Black Americans have made many significant contributions to healthcare, revolutionizing the field, and improving health outcomes for many. In February, when we celebrate Black History Month, it is crucial to highlight these trailblazers who are shaping the future of healthcare and will be remembered as heroes by future generations. Their dedication, innovation, and commitment to advancing health equity serve as an inspiration for all and emphasize the importance of diversity and representation in the healthcare industry. This is truly something to celebrate and share this month and always, with the Black Americans who are dedicated to health excellence.

In 2019, Dr. Patrice A. Harris became the first African American woman to hold the position of President of the American Medical Association (AMA). She has been a vocal advocate for addressing health disparities and promoting mental health awareness, making significant strides in improving healthcare access and quality for marginalized communities. Dr. Harris’ leadership was instrumental during the COVID-19 pandemic where she advocated for communities of color, sharing on the AMA website, “The stakes for abandoning care are especially high for communities of color. Decades of mistrust, structural inequities, and outright racism in and outside our health system have resulted in higher rates of heart disease, diabetes, obesity, and other chronic conditions that make these communities more vulnerable to COVID-19.” Her leadership and accolades serve as an inspiration to all but especially young Black girls.

Dr. Regina Benjamin is another inspiration who served as the 18th Surgeon General of the United States from 2009 to 2013. On her website, where she is photographed with former President Barack Obama, she says, “My goal was to create a grassroots movement, to change our healthcare system from one focused on sickness and disease to a system focused on wellness and prevention.” In addition, Dr. Benjamin is a well-awarded woman! She was awarded a MacArthur Fellowship, also known as the “Genius Grant,” for her work as a family physician and her dedication to improving healthcare access in underserved communities. She received the National Caring Award in recognition of her commitment to addressing health disparities among minority populations. She was honored with the Nelson Mandela Award for Health and Human Rights, The American Medical Association’s Dr. Nathan Davis Award for Outstanding Government Service, The National Coalition of 100 Black Women’s Candace Award, and many other accolades. She’s a woman who has helped change our country’s health for the better, making history over and over.

Dr. Aletha Maybank is a leading voice in advancing health equity and addressing social determinants of health. As the Chief Health Equity Officer and Senior Vice President at the American Medical Association, Dr. Maybank works tirelessly to dismantle systemic barriers to healthcare access and promote inclusivity in medical education and practice making her another health hero with a commitment to excellence. In an article on when asked how she defines “health equity,” Dr. Maybank said, “The definition I tend to use is ensuring that all people have the conditions, power, resources, and opportunities needed to achieve optimal health. For me, the process of achieving health equity comes down to three things. The first is valuing people equally. The second is recognizing and rectifying the historical context of the injustices, including the decisions, policies, and practices that produced them. The third is looking at how to provide resources according to a person’s needs and strengths.”

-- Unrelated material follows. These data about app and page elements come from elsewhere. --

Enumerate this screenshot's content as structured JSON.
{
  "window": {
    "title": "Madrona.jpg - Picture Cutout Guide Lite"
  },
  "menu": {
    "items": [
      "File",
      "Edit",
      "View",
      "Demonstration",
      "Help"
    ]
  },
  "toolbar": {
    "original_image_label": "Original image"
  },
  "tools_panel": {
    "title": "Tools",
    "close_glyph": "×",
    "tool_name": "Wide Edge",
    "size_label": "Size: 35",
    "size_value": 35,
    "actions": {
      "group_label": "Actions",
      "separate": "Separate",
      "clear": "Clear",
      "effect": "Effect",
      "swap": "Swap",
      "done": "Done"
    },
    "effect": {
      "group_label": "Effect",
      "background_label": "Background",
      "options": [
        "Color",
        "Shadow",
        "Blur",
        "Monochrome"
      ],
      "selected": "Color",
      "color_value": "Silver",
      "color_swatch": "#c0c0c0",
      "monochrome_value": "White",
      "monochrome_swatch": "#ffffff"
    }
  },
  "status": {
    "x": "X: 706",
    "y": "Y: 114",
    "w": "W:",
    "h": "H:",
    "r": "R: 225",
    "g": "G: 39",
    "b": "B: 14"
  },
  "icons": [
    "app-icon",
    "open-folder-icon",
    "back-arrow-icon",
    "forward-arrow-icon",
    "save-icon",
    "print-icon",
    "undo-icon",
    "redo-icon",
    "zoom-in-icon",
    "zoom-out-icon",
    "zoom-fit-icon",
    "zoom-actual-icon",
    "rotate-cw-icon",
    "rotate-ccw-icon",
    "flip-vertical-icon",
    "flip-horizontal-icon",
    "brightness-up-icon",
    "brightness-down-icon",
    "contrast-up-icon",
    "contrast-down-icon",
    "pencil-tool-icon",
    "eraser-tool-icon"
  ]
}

Dr. Nadine Burke Harris, California’s first Surgeon General appointed in 2019, has been a pioneer in recognizing and addressing childhood trauma as a public health issue. Her groundbreaking work on adverse childhood experiences (ACES) has reshaped how healthcare providers approach pediatric care and mental health interventions. In a time where teachers, social workers, pastors, and many public servants are learning about trauma and ACES, doctors like Dr. Harris have helped pave the way to make this a priority with solutions not lip service to our youth.

These are just four of so many amazing and glass-ceiling-breaking Black American Women. People we may not know about, hear about or think about. People who have changed healthcare opened doors to health access, and changed how we approach humanity as a whole. As we reflect on these extraordinary individuals during Black History Month, it is vital to continue amplifying their stories and contributions throughout the year. How will you do your part? What stories will you share? What research will you do to learn something new or help to educate yourself and those around you about our Black history? This month is about honoring the contributions and sacrifices of Black Americans who have helped to shape the nation, celebrating the rich cultural heritage and triumphs, and acknowledging the adversities that are an enduring part of our country’s history. A large part of this month is learning, growing, and of course, celebrating. Today we are celebrating Black American health excellence.


Mary Hoadley

Director of The Wellness Center